Taking each line of the material in turn, count those with the string "title" and answer with the count alone.

··· Task inputs

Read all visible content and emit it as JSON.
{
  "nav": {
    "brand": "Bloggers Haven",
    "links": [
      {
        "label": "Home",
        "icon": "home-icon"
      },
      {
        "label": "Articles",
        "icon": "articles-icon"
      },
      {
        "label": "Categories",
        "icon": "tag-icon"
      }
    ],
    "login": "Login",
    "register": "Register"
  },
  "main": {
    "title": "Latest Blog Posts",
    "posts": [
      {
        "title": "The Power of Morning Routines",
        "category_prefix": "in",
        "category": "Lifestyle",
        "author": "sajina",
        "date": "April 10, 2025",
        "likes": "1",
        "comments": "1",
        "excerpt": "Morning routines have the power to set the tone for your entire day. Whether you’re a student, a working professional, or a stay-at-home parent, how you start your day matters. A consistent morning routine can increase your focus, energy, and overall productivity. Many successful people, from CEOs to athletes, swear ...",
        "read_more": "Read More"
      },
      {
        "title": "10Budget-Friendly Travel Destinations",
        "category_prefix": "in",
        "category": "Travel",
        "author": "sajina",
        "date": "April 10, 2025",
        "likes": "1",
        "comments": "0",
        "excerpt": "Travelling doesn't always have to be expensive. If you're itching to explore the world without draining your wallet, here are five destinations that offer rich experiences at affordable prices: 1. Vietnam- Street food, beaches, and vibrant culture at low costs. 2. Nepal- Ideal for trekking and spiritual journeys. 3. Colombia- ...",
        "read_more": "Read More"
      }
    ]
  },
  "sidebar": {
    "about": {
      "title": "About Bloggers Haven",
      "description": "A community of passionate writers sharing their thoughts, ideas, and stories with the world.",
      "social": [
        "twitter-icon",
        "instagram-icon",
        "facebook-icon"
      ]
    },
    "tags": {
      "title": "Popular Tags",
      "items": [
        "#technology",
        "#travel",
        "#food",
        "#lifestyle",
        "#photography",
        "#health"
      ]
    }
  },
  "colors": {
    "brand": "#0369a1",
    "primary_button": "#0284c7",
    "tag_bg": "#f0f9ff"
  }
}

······
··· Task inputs

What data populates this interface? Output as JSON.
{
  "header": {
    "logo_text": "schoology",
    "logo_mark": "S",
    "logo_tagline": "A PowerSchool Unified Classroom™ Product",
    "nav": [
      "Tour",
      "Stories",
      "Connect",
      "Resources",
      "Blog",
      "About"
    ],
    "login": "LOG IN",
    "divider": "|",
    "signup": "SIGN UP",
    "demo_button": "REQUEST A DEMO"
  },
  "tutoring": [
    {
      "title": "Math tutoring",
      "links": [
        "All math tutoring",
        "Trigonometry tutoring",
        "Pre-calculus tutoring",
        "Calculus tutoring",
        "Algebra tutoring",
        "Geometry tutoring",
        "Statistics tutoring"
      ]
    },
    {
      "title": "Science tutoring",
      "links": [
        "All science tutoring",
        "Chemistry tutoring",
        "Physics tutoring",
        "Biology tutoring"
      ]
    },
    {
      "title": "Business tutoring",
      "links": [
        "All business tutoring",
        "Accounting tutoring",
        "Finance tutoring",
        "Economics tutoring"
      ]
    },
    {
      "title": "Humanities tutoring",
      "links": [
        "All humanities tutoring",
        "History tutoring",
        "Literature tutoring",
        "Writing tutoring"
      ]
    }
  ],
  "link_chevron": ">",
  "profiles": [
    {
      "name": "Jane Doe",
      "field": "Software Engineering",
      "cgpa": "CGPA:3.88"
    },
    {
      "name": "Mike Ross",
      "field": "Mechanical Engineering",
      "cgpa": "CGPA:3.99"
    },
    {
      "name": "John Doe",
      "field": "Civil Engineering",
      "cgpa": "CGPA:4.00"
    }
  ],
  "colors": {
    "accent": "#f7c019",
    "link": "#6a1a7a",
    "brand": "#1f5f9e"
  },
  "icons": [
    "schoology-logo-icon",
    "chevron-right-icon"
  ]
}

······

*Expected answer*:
9